━━ Material provided ━━

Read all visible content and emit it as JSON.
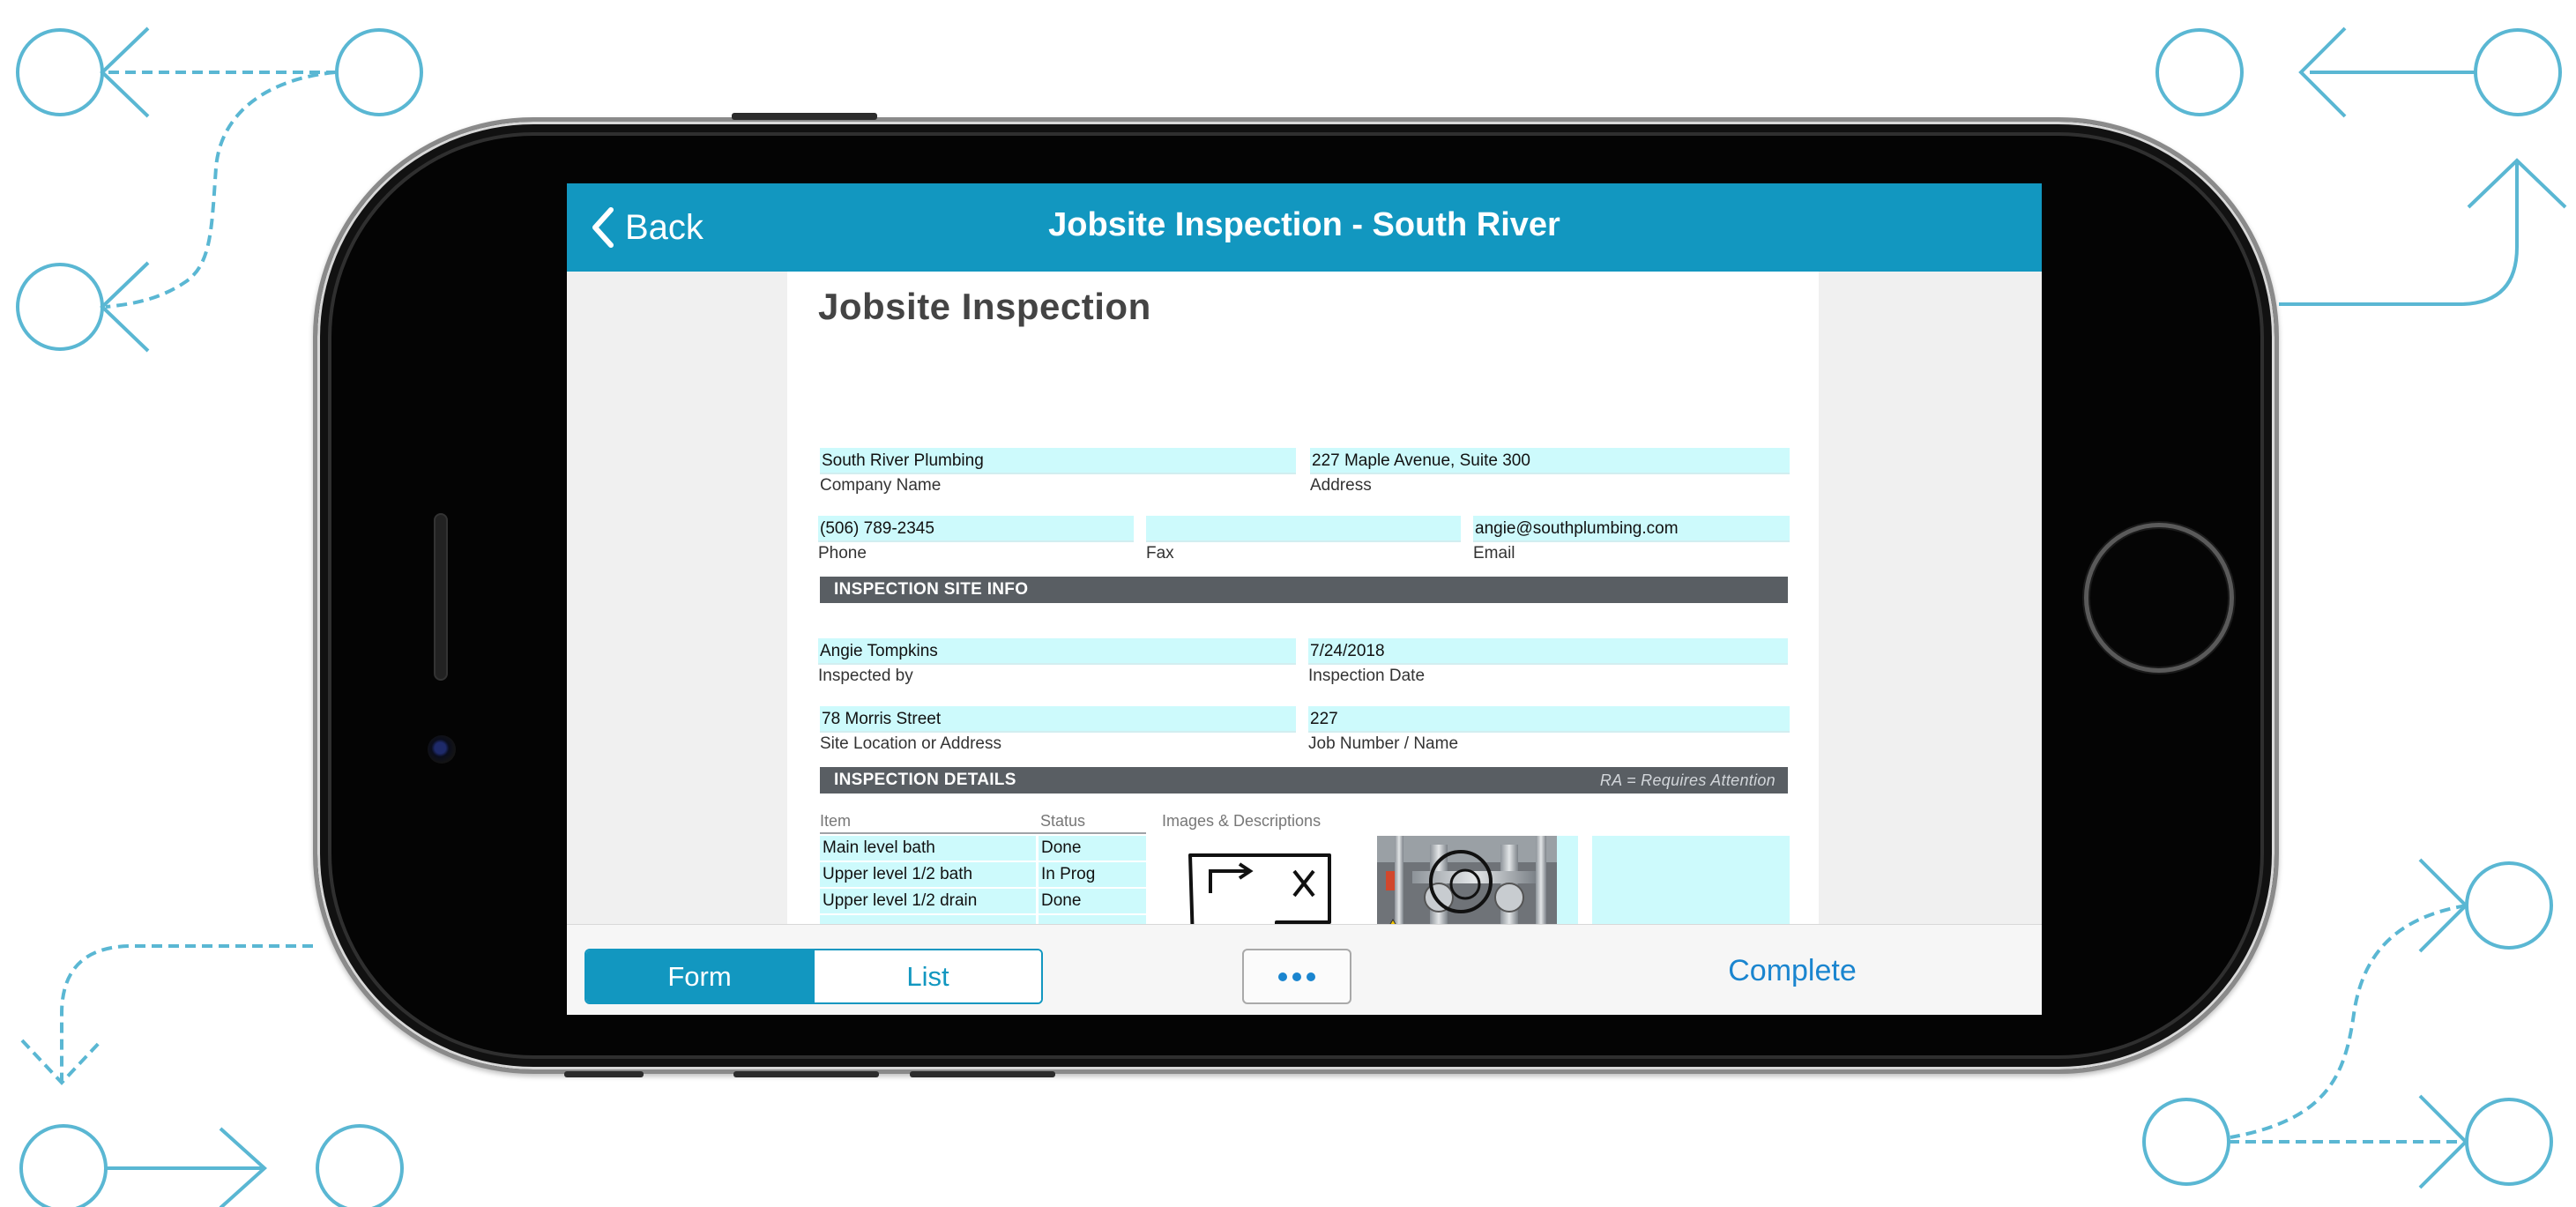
{
  "app": {
    "nav": {
      "back_label": "Back",
      "title": "Jobsite Inspection - South River"
    },
    "form": {
      "title": "Jobsite Inspection",
      "company": {
        "value": "South River Plumbing",
        "label": "Company Name"
      },
      "address": {
        "value": "227 Maple Avenue, Suite 300",
        "label": "Address"
      },
      "phone": {
        "value": "(506) 789-2345",
        "label": "Phone"
      },
      "fax": {
        "value": "",
        "label": "Fax"
      },
      "email": {
        "value": "angie@southplumbing.com",
        "label": "Email"
      },
      "site_info_header": "INSPECTION SITE INFO",
      "inspected_by": {
        "value": "Angie Tompkins",
        "label": "Inspected by"
      },
      "inspection_date": {
        "value": "7/24/2018",
        "label": "Inspection Date"
      },
      "site_location": {
        "value": "78 Morris Street",
        "label": "Site Location or Address"
      },
      "job_number": {
        "value": "227",
        "label": "Job Number / Name"
      },
      "details_header": "INSPECTION DETAILS",
      "details_note": "RA = Requires Attention",
      "table": {
        "col_item": "Item",
        "col_status": "Status",
        "col_images": "Images & Descriptions",
        "rows": [
          {
            "item": "Main level bath",
            "status": "Done"
          },
          {
            "item": "Upper level 1/2 bath",
            "status": "In Prog"
          },
          {
            "item": "Upper level 1/2 drain",
            "status": "Done"
          },
          {
            "item": "",
            "status": ""
          },
          {
            "item": "",
            "status": ""
          },
          {
            "item": "",
            "status": ""
          },
          {
            "item": "",
            "status": ""
          }
        ]
      }
    },
    "toolbar": {
      "form_label": "Form",
      "list_label": "List",
      "complete_label": "Complete"
    }
  },
  "colors": {
    "accent": "#1297c0",
    "field_fill": "#cdfafc",
    "section_bar": "#595e63",
    "decoration": "#5ab7d3"
  },
  "icons": [
    "back-chevron-icon",
    "more-ellipsis-icon",
    "sketch-image",
    "machinery-photo"
  ]
}
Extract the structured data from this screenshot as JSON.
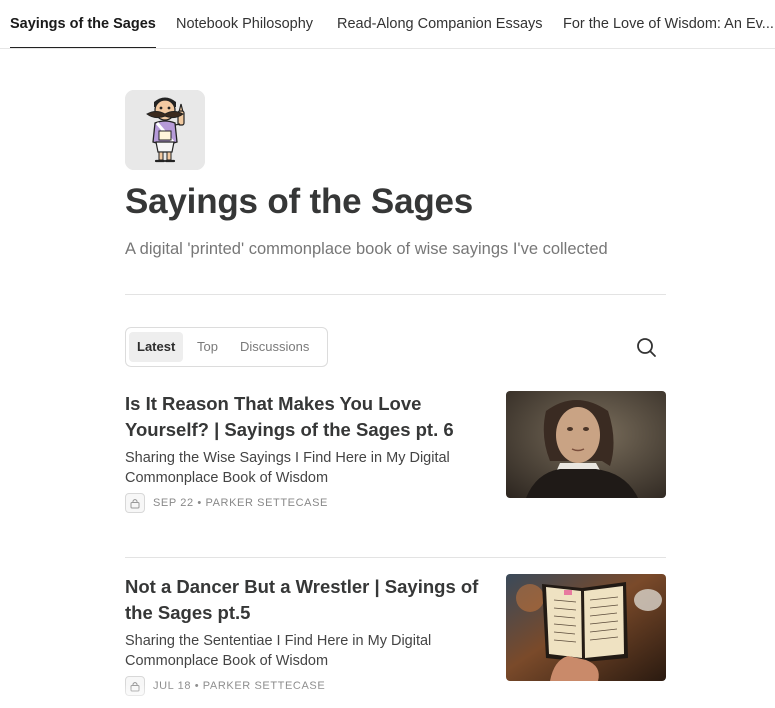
{
  "nav": {
    "tabs": [
      {
        "label": "Sayings of the Sages"
      },
      {
        "label": "Notebook Philosophy"
      },
      {
        "label": "Read-Along Companion Essays"
      },
      {
        "label": "For the Love of Wisdom: An Ev..."
      }
    ]
  },
  "publication": {
    "title": "Sayings of the Sages",
    "description": "A digital 'printed' commonplace book of wise sayings I've collected"
  },
  "filters": {
    "items": [
      {
        "label": "Latest"
      },
      {
        "label": "Top"
      },
      {
        "label": "Discussions"
      }
    ],
    "active": "Latest"
  },
  "search": {
    "icon": "search-icon"
  },
  "posts": [
    {
      "title": "Is It Reason That Makes You Love Yourself? | Sayings of the Sages pt. 6",
      "subtitle": "Sharing the Wise Sayings I Find Here in My Digital Commonplace Book of Wisdom",
      "meta": "SEP 22 • PARKER SETTECASE",
      "lock_icon": "lock-icon",
      "thumbnail": "portrait-painting"
    },
    {
      "title": "Not a Dancer But a Wrestler | Sayings of the Sages pt.5",
      "subtitle": "Sharing the Sententiae I Find Here in My Digital Commonplace Book of Wisdom",
      "meta": "JUL 18 • PARKER SETTECASE",
      "lock_icon": "lock-icon",
      "thumbnail": "open-notebook-photo"
    }
  ],
  "colors": {
    "title": "#363737",
    "muted": "#777777",
    "divider": "#e3e3e3",
    "active_underline": "#222222"
  }
}
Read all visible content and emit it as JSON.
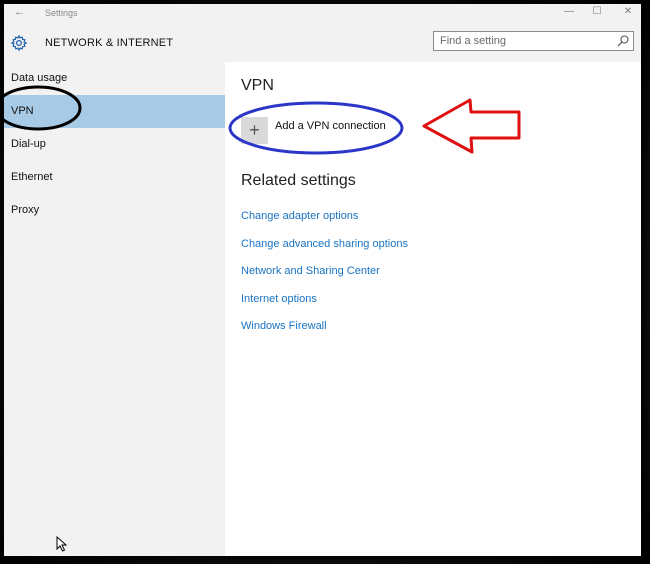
{
  "window": {
    "title": "Settings",
    "controls": {
      "back": "←",
      "minimize": "—",
      "maximize": "☐",
      "close": "✕"
    }
  },
  "header": {
    "title": "NETWORK & INTERNET",
    "icon": "gear-icon"
  },
  "search": {
    "placeholder": "Find a setting",
    "value": "",
    "icon": "search-icon"
  },
  "sidebar": {
    "items": [
      {
        "label": "Data usage",
        "selected": false
      },
      {
        "label": "VPN",
        "selected": true
      },
      {
        "label": "Dial-up",
        "selected": false
      },
      {
        "label": "Ethernet",
        "selected": false
      },
      {
        "label": "Proxy",
        "selected": false
      }
    ]
  },
  "main": {
    "section_title": "VPN",
    "add_vpn": {
      "icon_glyph": "+",
      "label": "Add a VPN connection"
    },
    "related_title": "Related settings",
    "related_links": [
      "Change adapter options",
      "Change advanced sharing options",
      "Network and Sharing Center",
      "Internet options",
      "Windows Firewall"
    ]
  },
  "colors": {
    "accent_selected": "#a7cbe7",
    "link": "#1a73c2",
    "sidebar_bg": "#f2f2f2",
    "annotation_black": "#000000",
    "annotation_blue": "#2b36c8",
    "annotation_red": "#e01010"
  }
}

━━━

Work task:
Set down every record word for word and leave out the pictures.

Solution for this problem:
Read all visible content and emit it as JSON.
{
  "app": {
    "nav": {
      "back_label": "Back",
      "title": "Jobsite Inspection - South River"
    },
    "form": {
      "title": "Jobsite Inspection",
      "company": {
        "value": "South River Plumbing",
        "label": "Company Name"
      },
      "address": {
        "value": "227 Maple Avenue, Suite 300",
        "label": "Address"
      },
      "phone": {
        "value": "(506) 789-2345",
        "label": "Phone"
      },
      "fax": {
        "value": "",
        "label": "Fax"
      },
      "email": {
        "value": "angie@southplumbing.com",
        "label": "Email"
      },
      "site_info_header": "INSPECTION SITE INFO",
      "inspected_by": {
        "value": "Angie Tompkins",
        "label": "Inspected by"
      },
      "inspection_date": {
        "value": "7/24/2018",
        "label": "Inspection Date"
      },
      "site_location": {
        "value": "78 Morris Street",
        "label": "Site Location or Address"
      },
      "job_number": {
        "value": "227",
        "label": "Job Number / Name"
      },
      "details_header": "INSPECTION DETAILS",
      "details_note": "RA = Requires Attention",
      "table": {
        "col_item": "Item",
        "col_status": "Status",
        "col_images": "Images & Descriptions",
        "rows": [
          {
            "item": "Main level bath",
            "status": "Done"
          },
          {
            "item": "Upper level 1/2 bath",
            "status": "In Prog"
          },
          {
            "item": "Upper level 1/2 drain",
            "status": "Done"
          },
          {
            "item": "",
            "status": ""
          },
          {
            "item": "",
            "status": ""
          },
          {
            "item": "",
            "status": ""
          },
          {
            "item": "",
            "status": ""
          }
        ]
      }
    },
    "toolbar": {
      "form_label": "Form",
      "list_label": "List",
      "complete_label": "Complete"
    }
  },
  "colors": {
    "accent": "#1297c0",
    "field_fill": "#cdfafc",
    "section_bar": "#595e63",
    "decoration": "#5ab7d3"
  },
  "icons": [
    "back-chevron-icon",
    "more-ellipsis-icon",
    "sketch-image",
    "machinery-photo"
  ]
}
Extract the structured data from this screenshot as JSON.
{
  "nav": {
    "tabs": [
      {
        "label": "Sayings of the Sages"
      },
      {
        "label": "Notebook Philosophy"
      },
      {
        "label": "Read-Along Companion Essays"
      },
      {
        "label": "For the Love of Wisdom: An Ev..."
      }
    ]
  },
  "publication": {
    "title": "Sayings of the Sages",
    "description": "A digital 'printed' commonplace book of wise sayings I've collected"
  },
  "filters": {
    "items": [
      {
        "label": "Latest"
      },
      {
        "label": "Top"
      },
      {
        "label": "Discussions"
      }
    ],
    "active": "Latest"
  },
  "search": {
    "icon": "search-icon"
  },
  "posts": [
    {
      "title": "Is It Reason That Makes You Love Yourself? | Sayings of the Sages pt. 6",
      "subtitle": "Sharing the Wise Sayings I Find Here in My Digital Commonplace Book of Wisdom",
      "meta": "SEP 22 • PARKER SETTECASE",
      "lock_icon": "lock-icon",
      "thumbnail": "portrait-painting"
    },
    {
      "title": "Not a Dancer But a Wrestler | Sayings of the Sages pt.5",
      "subtitle": "Sharing the Sententiae I Find Here in My Digital Commonplace Book of Wisdom",
      "meta": "JUL 18 • PARKER SETTECASE",
      "lock_icon": "lock-icon",
      "thumbnail": "open-notebook-photo"
    }
  ],
  "colors": {
    "title": "#363737",
    "muted": "#777777",
    "divider": "#e3e3e3",
    "active_underline": "#222222"
  }
}
Read all visible content and emit it as JSON.
{
  "window": {
    "title": "Settings",
    "controls": {
      "back": "←",
      "minimize": "—",
      "maximize": "☐",
      "close": "✕"
    }
  },
  "header": {
    "title": "NETWORK & INTERNET",
    "icon": "gear-icon"
  },
  "search": {
    "placeholder": "Find a setting",
    "value": "",
    "icon": "search-icon"
  },
  "sidebar": {
    "items": [
      {
        "label": "Data usage",
        "selected": false
      },
      {
        "label": "VPN",
        "selected": true
      },
      {
        "label": "Dial-up",
        "selected": false
      },
      {
        "label": "Ethernet",
        "selected": false
      },
      {
        "label": "Proxy",
        "selected": false
      }
    ]
  },
  "main": {
    "section_title": "VPN",
    "add_vpn": {
      "icon_glyph": "+",
      "label": "Add a VPN connection"
    },
    "related_title": "Related settings",
    "related_links": [
      "Change adapter options",
      "Change advanced sharing options",
      "Network and Sharing Center",
      "Internet options",
      "Windows Firewall"
    ]
  },
  "colors": {
    "accent_selected": "#a7cbe7",
    "link": "#1a73c2",
    "sidebar_bg": "#f2f2f2",
    "annotation_black": "#000000",
    "annotation_blue": "#2b36c8",
    "annotation_red": "#e01010"
  }
}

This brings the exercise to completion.